In 1955, the third year of the Eisenhower administration, the Michigan Law Review published what I believe to be the only symposium on antitrust law ever to appear in its pages. The occasion was the release in March of that year of a Report of the Attorney General's National Committee to Study the Antitrust Laws,2 a nearly fourhundred- page examination of virtually all facets of federal antitrust doctrine and enforcement. The pages of the symposium led me of course to revisit the Report itself, a visit a little like seeing an old high school friend long forgotten some forty years later. For those of us who were law students in the late 1950s, the Report was an old friend. It was our antitrust hombook and many of us knew it well. With the discovery of an old friend, conversation is likely to turn, after an initial period of reminiscences, to how things have changed in the interval since parting. How have we fared, and how are things now as compared to then? These are the same questions that arise in revisiting the Report. How has it fared? What influence did it have? And how does the antitrust world it describes compare with the antitrust world of today?
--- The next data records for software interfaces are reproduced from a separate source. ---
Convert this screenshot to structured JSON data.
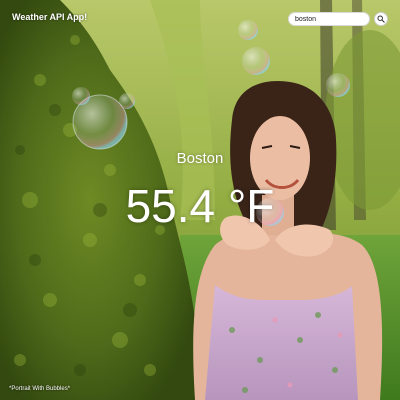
{
  "app": {
    "title": "Weather API App!"
  },
  "search": {
    "value": "boston",
    "placeholder": "",
    "button_icon": "search-icon"
  },
  "weather": {
    "city": "Boston",
    "temperature": "55.4 °F"
  },
  "background": {
    "caption": "*Portrait With Bubbles*",
    "colors": {
      "bush": "#4f6b1c",
      "trees": "#9ab54a",
      "lawn": "#5c8f2c",
      "dress": "#c9a9cf",
      "skin": "#e7b9a0",
      "hair": "#3a2418"
    }
  }
}
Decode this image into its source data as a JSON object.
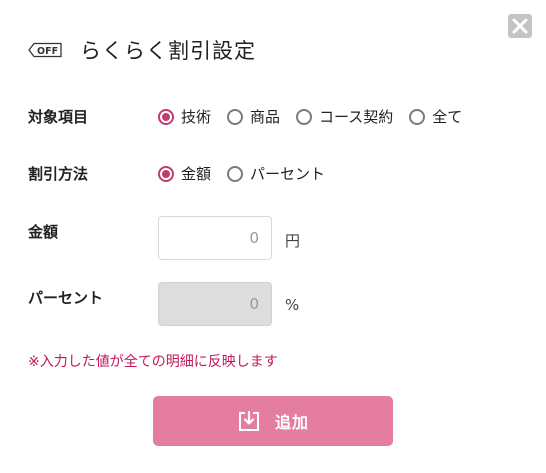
{
  "dialog": {
    "off_tag": "OFF",
    "title": "らくらく割引設定",
    "close_icon": "close-icon"
  },
  "target": {
    "label": "対象項目",
    "options": [
      "技術",
      "商品",
      "コース契約",
      "全て"
    ],
    "selected": "技術"
  },
  "method": {
    "label": "割引方法",
    "options": [
      "金額",
      "パーセント"
    ],
    "selected": "金額"
  },
  "amount": {
    "label": "金額",
    "value": "0",
    "unit": "円",
    "disabled": false
  },
  "percent": {
    "label": "パーセント",
    "value": "0",
    "unit": "%",
    "disabled": true
  },
  "note": "※入力した値が全ての明細に反映します",
  "add_button": {
    "label": "追加",
    "icon": "download-tray-icon"
  },
  "colors": {
    "accent": "#c23b6e",
    "note": "#c2185b",
    "button": "#e47d9f",
    "close_bg": "#c4c4c4"
  }
}
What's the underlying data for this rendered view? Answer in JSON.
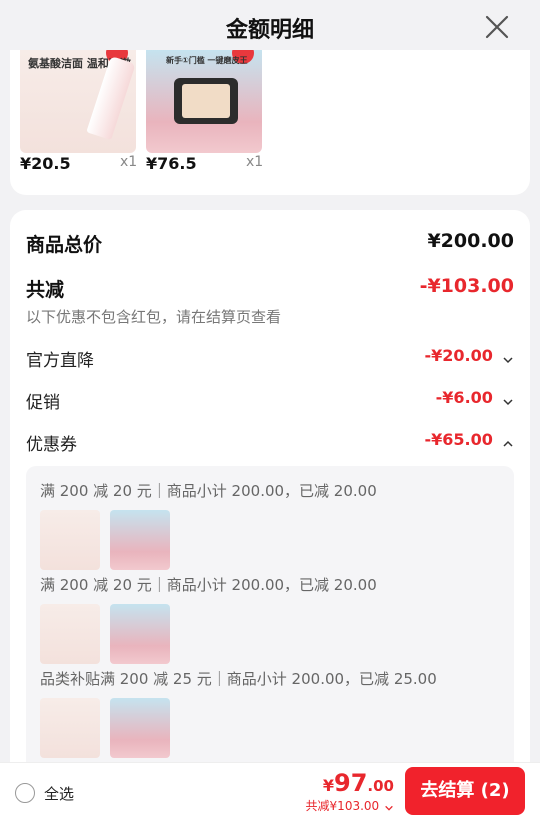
{
  "header": {
    "title": "金额明细"
  },
  "products": [
    {
      "price": "¥20.5",
      "qty": "x1",
      "thumb_text": "氨基酸洁面 温和净澈"
    },
    {
      "price": "¥76.5",
      "qty": "x1",
      "thumb_text": "新手①门槛 一键磨皮王"
    }
  ],
  "summary": {
    "total_label": "商品总价",
    "total_value": "¥200.00",
    "reduce_label": "共减",
    "reduce_value": "-¥103.00",
    "reduce_note": "以下优惠不包含红包，请在结算页查看",
    "items": [
      {
        "label": "官方直降",
        "value": "-¥20.00",
        "chevron": "chevron-down-icon"
      },
      {
        "label": "促销",
        "value": "-¥6.00",
        "chevron": "chevron-down-icon"
      },
      {
        "label": "优惠券",
        "value": "-¥65.00",
        "chevron": "chevron-up-icon"
      }
    ]
  },
  "coupons": [
    {
      "text": "满 200 减 20 元｜商品小计 200.00，已减 20.00"
    },
    {
      "text": "满 200 减 20 元｜商品小计 200.00，已减 20.00"
    },
    {
      "text": "品类补贴满 200 减 25 元｜商品小计 200.00，已减 25.00"
    }
  ],
  "footer": {
    "select_all": "全选",
    "currency": "¥",
    "amount_int": "97",
    "amount_dec": ".00",
    "saved": "共减¥103.00",
    "checkout": "去结算 (2)"
  },
  "colors": {
    "accent": "#e8272d",
    "button": "#f1222c",
    "background": "#f2f2f4"
  }
}
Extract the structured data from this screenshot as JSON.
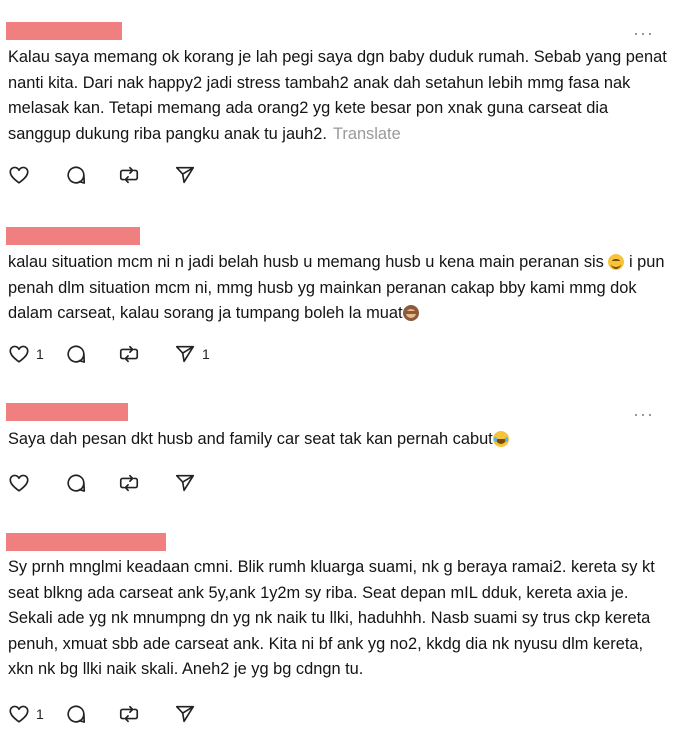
{
  "translate_label": "Translate",
  "more_label": "···",
  "posts": [
    {
      "text": "Kalau saya memang ok korang je lah pegi saya dgn baby duduk rumah. Sebab yang penat nanti kita. Dari nak happy2 jadi stress tambah2 anak dah setahun lebih mmg fasa nak melasak kan. Tetapi memang ada orang2 yg kete besar pon xnak guna carseat dia sanggup dukung riba pangku anak tu jauh2.",
      "like_count": "",
      "repost_count": ""
    },
    {
      "text_a": "kalau situation mcm ni n jadi belah husb u memang husb u kena main peranan sis",
      "emoji_a": "smiling-face-emoji",
      "text_b": " i pun penah dlm situation mcm ni, mmg husb yg mainkan peranan cakap bby kami mmg dok dalam carseat, kalau sorang ja tumpang boleh la muat",
      "emoji_b": "see-no-evil-monkey-emoji",
      "like_count": "1",
      "repost_count": "1"
    },
    {
      "text": "Saya dah pesan dkt husb and family car seat tak kan pernah cabut",
      "emoji": "tears-of-joy-emoji",
      "like_count": "",
      "repost_count": ""
    },
    {
      "text": "Sy prnh mnglmi keadaan cmni. Blik rumh kluarga suami, nk g beraya ramai2. kereta sy kt seat blkng ada carseat ank 5y,ank 1y2m sy riba. Seat depan mIL dduk, kereta axia je. Sekali ade yg nk mnumpng dn yg nk naik tu llki, haduhhh. Nasb suami sy trus ckp kereta penuh, xmuat sbb ade carseat ank. Kita ni bf ank yg no2, kkdg dia nk nyusu dlm kereta, xkn nk bg llki naik skali. Aneh2 je yg bg cdngn tu.",
      "like_count": "1",
      "repost_count": ""
    }
  ]
}
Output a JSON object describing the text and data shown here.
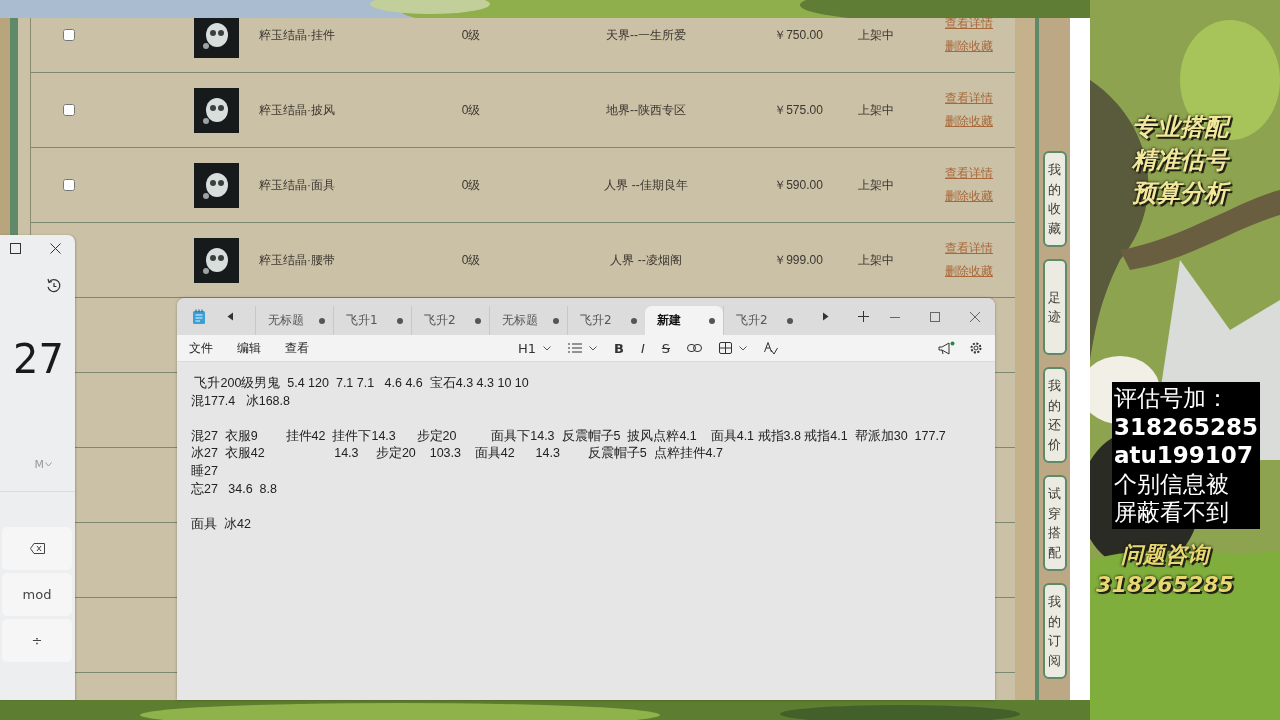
{
  "table_rows": [
    {
      "checked": false,
      "item": "粹玉结晶·挂件",
      "grade": "0级",
      "server": "天界--一生所爱",
      "price": "￥750.00",
      "status": "上架中",
      "links": [
        "查看详情",
        "删除收藏"
      ]
    },
    {
      "checked": false,
      "item": "粹玉结晶·披风",
      "grade": "0级",
      "server": "地界--陕西专区",
      "price": "￥575.00",
      "status": "上架中",
      "links": [
        "查看详情",
        "删除收藏"
      ]
    },
    {
      "checked": false,
      "item": "粹玉结晶·面具",
      "grade": "0级",
      "server": "人界 --佳期良年",
      "price": "￥590.00",
      "status": "上架中",
      "links": [
        "查看详情",
        "删除收藏"
      ]
    },
    {
      "item": "粹玉结晶·腰带",
      "grade": "0级",
      "server": "人界 --凌烟阁",
      "price": "￥999.00",
      "status": "上架中",
      "links": [
        "查看详情",
        "删除收藏"
      ]
    }
  ],
  "side_tabs": [
    "我的收藏",
    "足迹",
    "我的还价",
    "试穿搭配",
    "我的订阅"
  ],
  "promo": {
    "slogans": [
      "专业搭配",
      "精准估号",
      "预算分析"
    ],
    "notice_lines": [
      "评估号加：",
      "318265285",
      "atu199107",
      "个别信息被",
      "屏蔽看不到"
    ],
    "contact_title": "问题咨询",
    "contact_number": "318265285"
  },
  "calculator": {
    "display": "27",
    "memory": "M",
    "keys": [
      "mod",
      "÷"
    ]
  },
  "notepad": {
    "tabs": [
      {
        "label": "无标题",
        "selected": false
      },
      {
        "label": "飞升1",
        "selected": false
      },
      {
        "label": "飞升2",
        "selected": false
      },
      {
        "label": "无标题",
        "selected": false
      },
      {
        "label": "飞升2",
        "selected": false
      },
      {
        "label": "新建",
        "selected": true
      },
      {
        "label": "飞升2",
        "selected": false
      }
    ],
    "menu": [
      "文件",
      "编辑",
      "查看"
    ],
    "toolbar": {
      "heading": "H1",
      "bold": "B",
      "italic": "I",
      "strike": "S"
    },
    "text": " 飞升200级男鬼  5.4 120  7.1 7.1   4.6 4.6  宝石4.3 4.3 10 10\n混177.4   冰168.8\n\n混27  衣服9        挂件42  挂件下14.3      步定20          面具下14.3  反震帽子5  披风点粹4.1    面具4.1 戒指3.8 戒指4.1  帮派加30  177.7\n冰27  衣服42                    14.3     步定20    103.3    面具42      14.3        反震帽子5  点粹挂件4.7\n睡27\n忘27   34.6  8.8\n\n面具  冰42"
  }
}
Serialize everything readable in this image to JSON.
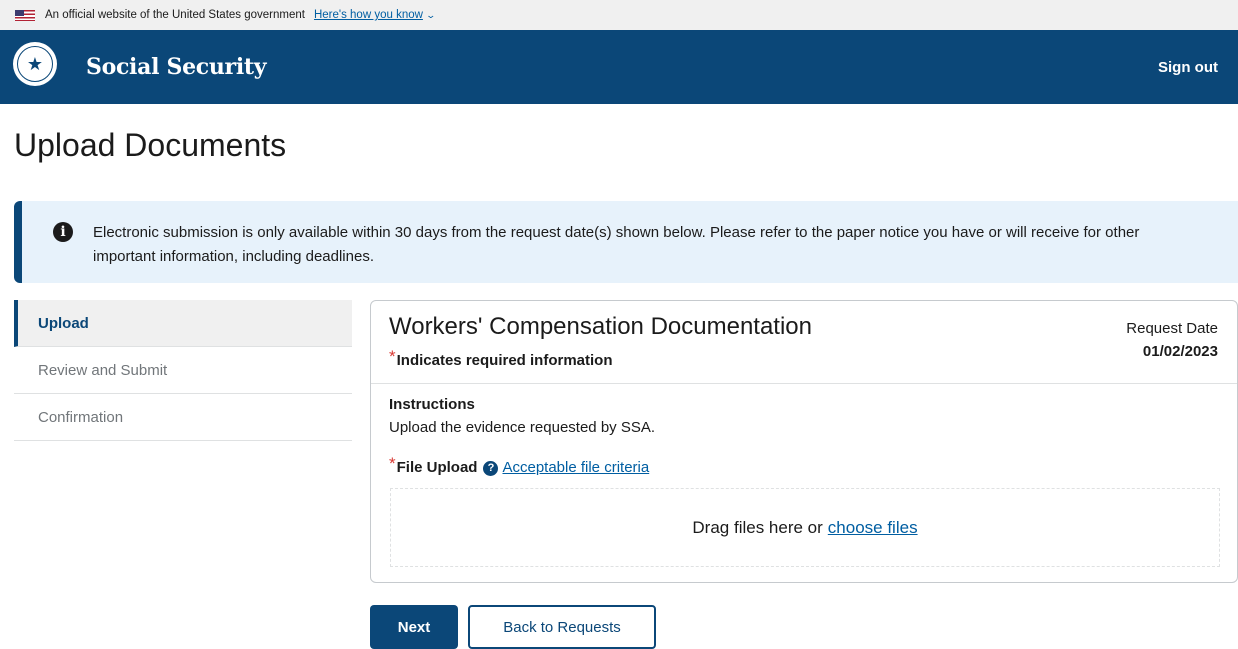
{
  "gov_banner": {
    "text": "An official website of the United States government",
    "link": "Here's how you know"
  },
  "header": {
    "brand": "Social Security",
    "sign_out": "Sign out"
  },
  "page": {
    "title": "Upload Documents"
  },
  "alert": {
    "text": "Electronic submission is only available within 30 days from the request date(s) shown below. Please refer to the paper notice you have or will receive for other important information, including deadlines."
  },
  "sidenav": {
    "items": [
      {
        "label": "Upload",
        "active": true
      },
      {
        "label": "Review and Submit",
        "active": false
      },
      {
        "label": "Confirmation",
        "active": false
      }
    ]
  },
  "card": {
    "title": "Workers' Compensation Documentation",
    "required_note": "Indicates required information",
    "request_date_label": "Request Date",
    "request_date": "01/02/2023",
    "instructions_label": "Instructions",
    "instructions_text": "Upload the evidence requested by SSA.",
    "file_upload_label": "File Upload",
    "criteria_link": "Acceptable file criteria",
    "dropzone_text": "Drag files here or",
    "dropzone_link": "choose files"
  },
  "buttons": {
    "next": "Next",
    "back": "Back to Requests"
  },
  "colors": {
    "header_bg": "#0b4778",
    "link": "#005ea2",
    "alert_bg": "#e7f2fb",
    "required": "#d83933"
  },
  "icons": {
    "flag": "us-flag-icon",
    "seal": "ssa-seal-icon",
    "info": "info-icon",
    "help": "help-icon",
    "chevron": "chevron-down-icon"
  }
}
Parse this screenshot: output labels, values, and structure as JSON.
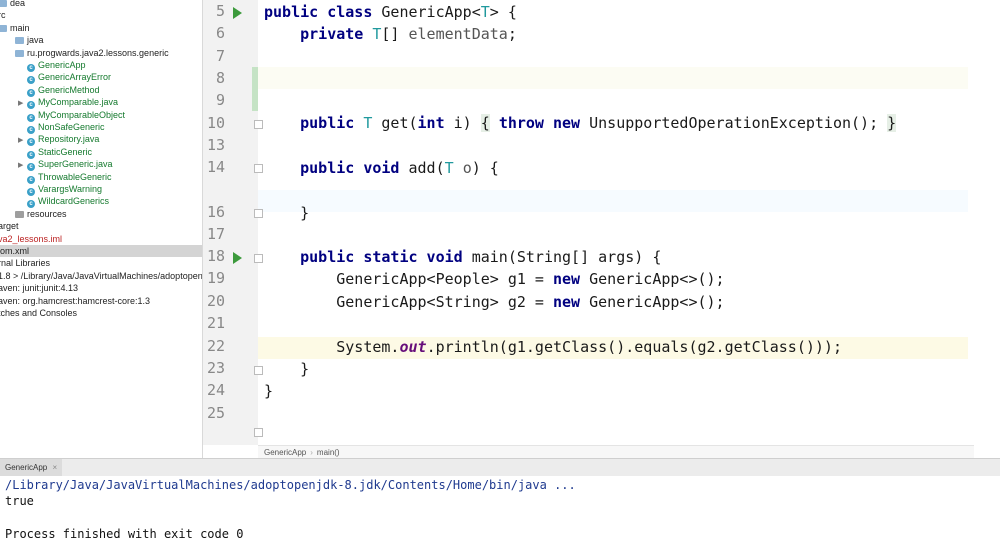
{
  "project_tree": {
    "rows": [
      {
        "label": "dea",
        "indent": 0,
        "kind": "folder",
        "color": "normal"
      },
      {
        "label": "rc",
        "indent": 0,
        "kind": "text",
        "color": "normal"
      },
      {
        "label": "main",
        "indent": 0,
        "kind": "folder",
        "color": "normal"
      },
      {
        "label": "java",
        "indent": 1,
        "kind": "folder",
        "color": "normal"
      },
      {
        "label": "ru.progwards.java2.lessons.generic",
        "indent": 1,
        "kind": "folder",
        "color": "normal"
      },
      {
        "label": "GenericApp",
        "indent": 2,
        "kind": "class",
        "color": "green"
      },
      {
        "label": "GenericArrayError",
        "indent": 2,
        "kind": "class",
        "color": "green"
      },
      {
        "label": "GenericMethod",
        "indent": 2,
        "kind": "class",
        "color": "green"
      },
      {
        "label": "MyComparable.java",
        "indent": 2,
        "kind": "class",
        "color": "green",
        "arrow": true
      },
      {
        "label": "MyComparableObject",
        "indent": 2,
        "kind": "class",
        "color": "green"
      },
      {
        "label": "NonSafeGeneric",
        "indent": 2,
        "kind": "class",
        "color": "green"
      },
      {
        "label": "Repository.java",
        "indent": 2,
        "kind": "class",
        "color": "green",
        "arrow": true
      },
      {
        "label": "StaticGeneric",
        "indent": 2,
        "kind": "class",
        "color": "green"
      },
      {
        "label": "SuperGeneric.java",
        "indent": 2,
        "kind": "class",
        "color": "green",
        "arrow": true
      },
      {
        "label": "ThrowableGeneric",
        "indent": 2,
        "kind": "class",
        "color": "green"
      },
      {
        "label": "VarargsWarning",
        "indent": 2,
        "kind": "class",
        "color": "green"
      },
      {
        "label": "WildcardGenerics",
        "indent": 2,
        "kind": "class",
        "color": "green"
      },
      {
        "label": "resources",
        "indent": 1,
        "kind": "folder-gray",
        "color": "normal"
      },
      {
        "label": "arget",
        "indent": 0,
        "kind": "text",
        "color": "normal"
      },
      {
        "label": "va2_lessons.iml",
        "indent": 0,
        "kind": "text",
        "color": "red"
      },
      {
        "label": "om.xml",
        "indent": 0,
        "kind": "text",
        "color": "normal",
        "selected": true
      },
      {
        "label": "rnal Libraries",
        "indent": 0,
        "kind": "text",
        "color": "normal"
      },
      {
        "label": "1.8 > /Library/Java/JavaVirtualMachines/adoptopen",
        "indent": 0,
        "kind": "text",
        "color": "normal"
      },
      {
        "label": "aven: junit:junit:4.13",
        "indent": 0,
        "kind": "text",
        "color": "normal"
      },
      {
        "label": "aven: org.hamcrest:hamcrest-core:1.3",
        "indent": 0,
        "kind": "text",
        "color": "normal"
      },
      {
        "label": "tches and Consoles",
        "indent": 0,
        "kind": "text",
        "color": "normal"
      }
    ]
  },
  "editor": {
    "line_numbers": [
      "5",
      "6",
      "7",
      "8",
      "9",
      "10",
      "13",
      "14",
      "16",
      "17",
      "18",
      "19",
      "20",
      "21",
      "22",
      "23",
      "24",
      "25"
    ]
  },
  "breadcrumb": {
    "items": [
      "GenericApp",
      "main()"
    ]
  },
  "run_panel": {
    "tab_label": "GenericApp"
  },
  "console": {
    "command": "/Library/Java/JavaVirtualMachines/adoptopenjdk-8.jdk/Contents/Home/bin/java ...",
    "output": "true",
    "exit_message": "Process finished with exit code 0"
  }
}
Thomas E. Kauper,
The Report of the Attorney General's National Committee to Study the Antitrust Laws: A Retrospective,
Mich. L. Rev.
Available at: https://repository.law.umich.edu/mlr/vol100/iss7/3